Data about app and page elements:
=== Section Start ===

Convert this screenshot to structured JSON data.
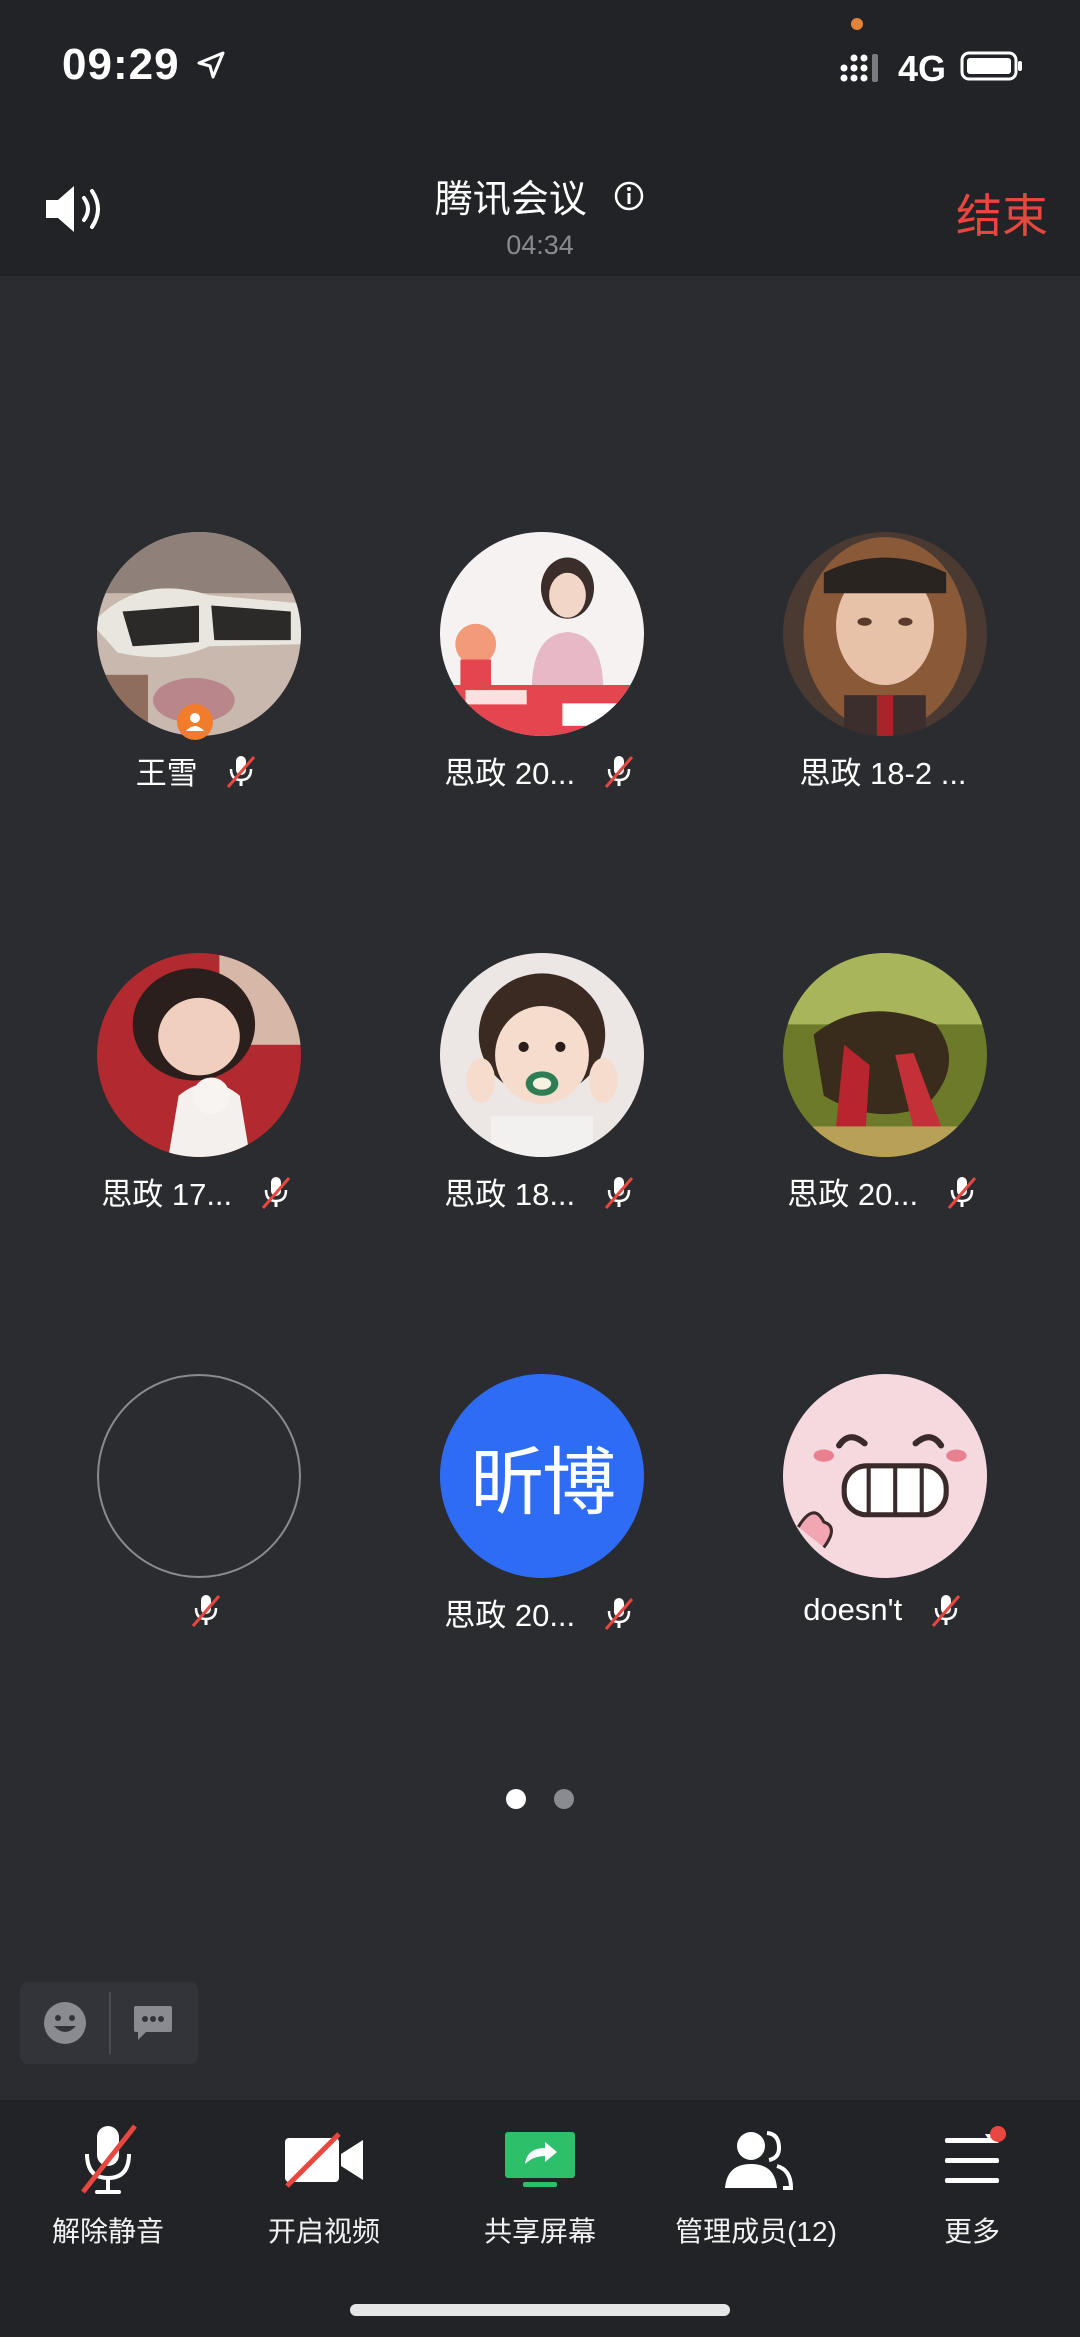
{
  "status_bar": {
    "time": "09:29",
    "network": "4G"
  },
  "header": {
    "title": "腾讯会议",
    "timer": "04:34",
    "end_label": "结束"
  },
  "participants": [
    {
      "name": "王雪",
      "avatar": "photo-sunglasses",
      "host": true,
      "muted": true
    },
    {
      "name": "思政 20...",
      "avatar": "photo-teacher-ad",
      "host": false,
      "muted": true
    },
    {
      "name": "思政 18-2 ...",
      "avatar": "photo-girl-braids",
      "host": false,
      "muted": false
    },
    {
      "name": "思政 17...",
      "avatar": "photo-woman-cat",
      "host": false,
      "muted": true
    },
    {
      "name": "思政 18...",
      "avatar": "photo-child",
      "host": false,
      "muted": true
    },
    {
      "name": "思政 20...",
      "avatar": "photo-nature",
      "host": false,
      "muted": true
    },
    {
      "name": "",
      "avatar": "none",
      "host": false,
      "muted": true
    },
    {
      "name": "思政 20...",
      "avatar": "text",
      "avatar_text": "昕博",
      "avatar_color": "#2f6cf5",
      "host": false,
      "muted": true
    },
    {
      "name": "doesn't",
      "avatar": "cartoon-pig",
      "host": false,
      "muted": true
    }
  ],
  "pager": {
    "pages": 2,
    "current": 1
  },
  "toolbar": {
    "unmute": "解除静音",
    "video": "开启视频",
    "share": "共享屏幕",
    "members": "管理成员(12)",
    "more": "更多"
  },
  "colors": {
    "accent_red": "#e8473f",
    "share_green": "#2dbf6a",
    "avatar_blue": "#2f6cf5",
    "host_orange": "#f07c2c"
  }
}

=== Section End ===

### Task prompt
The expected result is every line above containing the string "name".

### Written response
      "name": "王雪",
      "name": "思政 20...",
      "name": "思政 18-2 ...",
      "name": "思政 17...",
      "name": "思政 18...",
      "name": "思政 20...",
      "name": "",
      "name": "思政 20...",
      "name": "doesn't",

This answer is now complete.